Hate Speech in Armenia: To Criminalize or Not?

By Emilio Luciano Cricchio 

A debate was organised on Sunday, in conjunction with “Restart”, a student initiative, and Article3 Club. The theme of discussion was the prospects of passing legislation with regards to hate speech in Armenia.

The winners of the Student Debate Championship went head-to-head with members of the National Assembly, Taguhi Ghazaryan, Gayane Abrahamyan and Maria Karapetyan.

In August, The Armenian Justice Ministry drafted a bill that would criminalize hate speech. 

The bill would focus on “calls for violence” which would threaten a person’s life or health. 

The Pashinyan government, furthermore, recognized that there had been an increase in hate speech in Armenia, and that the government should take steps to prevent intolerance and discrimination. 

The Justice Ministry also mentioned that legislation would be similar to anti-hate speech laws passed in other countries like France, Russia, Spain and Canada. 

The bill has yet to be passed but since this move by the Justice Ministry, a debate has ensued in Armenia on whether anti-hate speech laws are an appropriate measure. 

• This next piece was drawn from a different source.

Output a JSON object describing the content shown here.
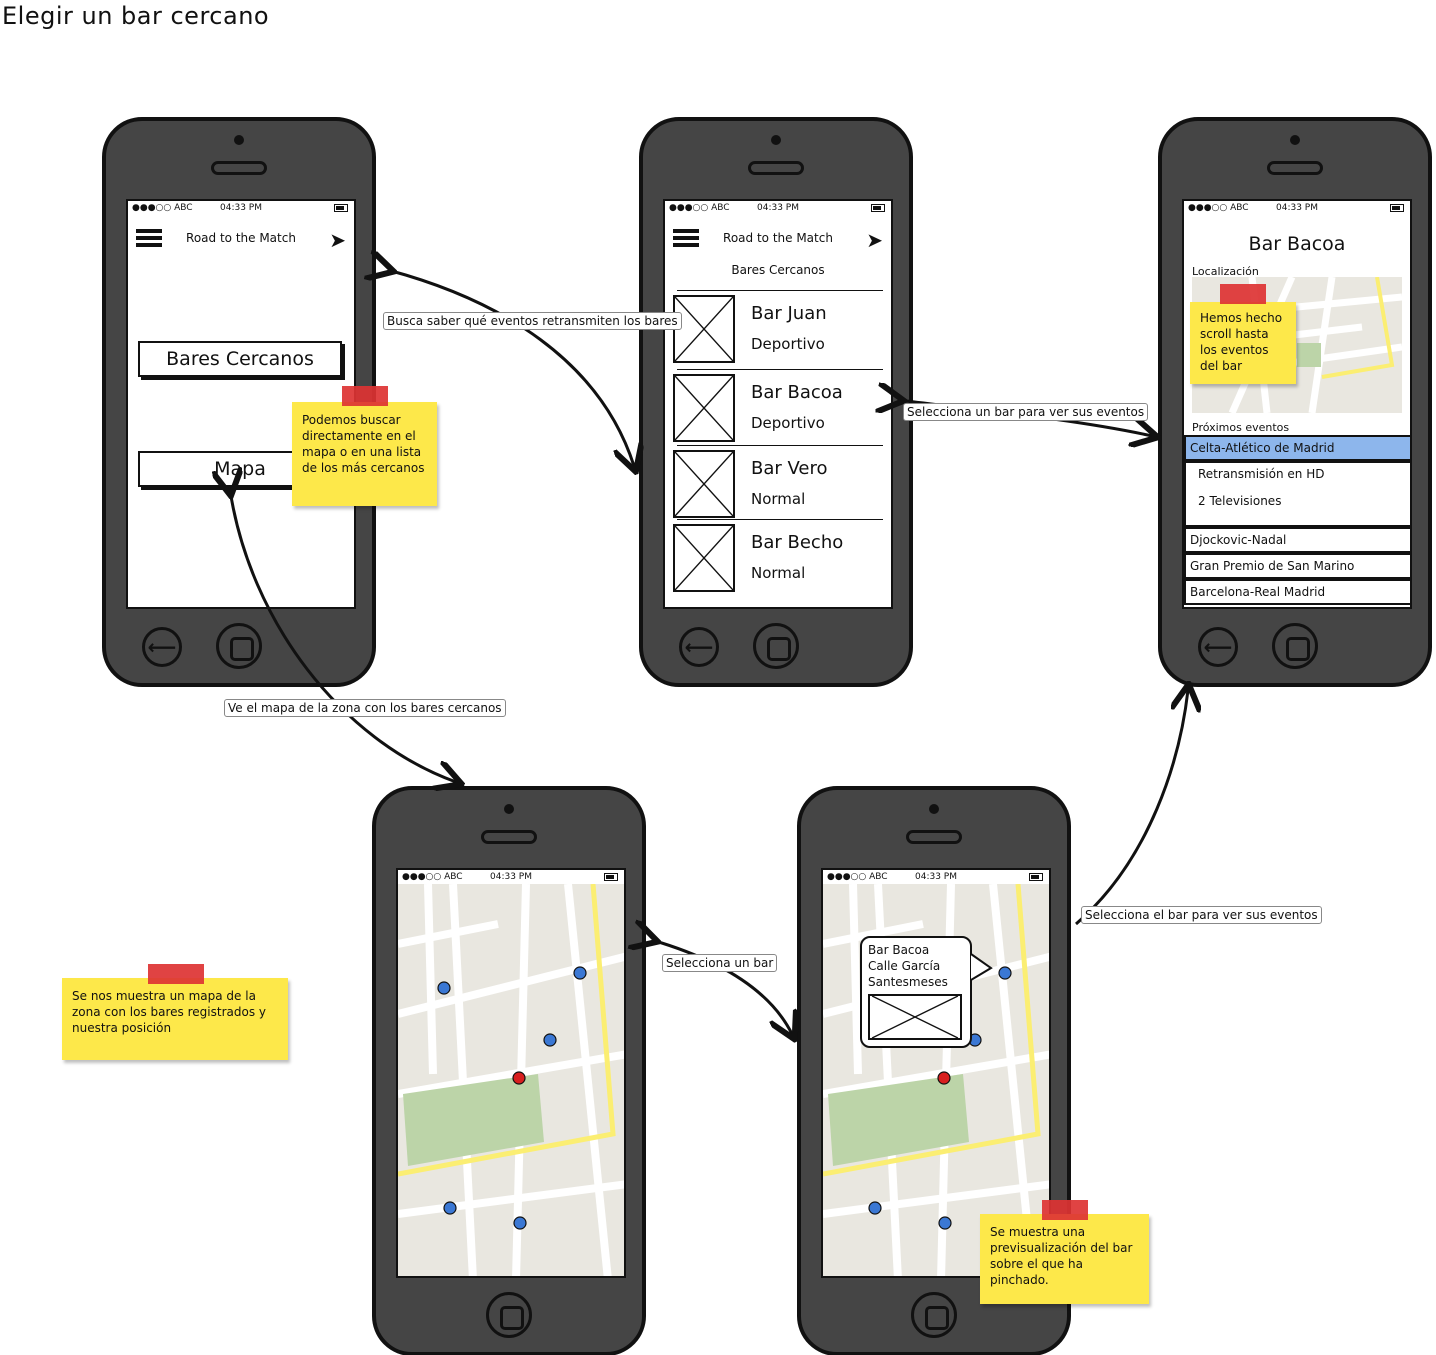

Critics of the bill say that although one may oppose discrimination and hatred as well as the growth of hate speech in Armenia, labelling people as criminals will not provide a solution or address the root of the problem.

Furthermore, those opposing the measure note that although freedom of expression should have some restrictions, it is a basic right that future legislation must not challenge. 

Taguhi Ghazaryan, a deputy in Armenia’s National Assembly, argues that there are already things not guaranteed by freedom of speech in the Armenian constitution. She remarked that there are constitutional provisions against discriminating based on race and religion and that similar provisions exist all over the world.

The student group then pointed out that provisions already exist and that additional provisions should therefore be guaranteed to be non-censorious and effective.

Gayane Abrahamyan, another deputy, reminded the audience that swearing is not hate speech, and that future laws would not impede freedom of speech. But rather that such legislation would be aimed at actions that stem from prejudice and the targeting of a specific group. 

Deputy Maria Karapetyan also mentioned that the National Assembly is only in its first year of its five year mandate, and extreme manifestations of speech are partly due to the passions awoken by tumultuous events like the 2018 Revolution. Once those sentiments simmer then these legislative proposals will be properly considered.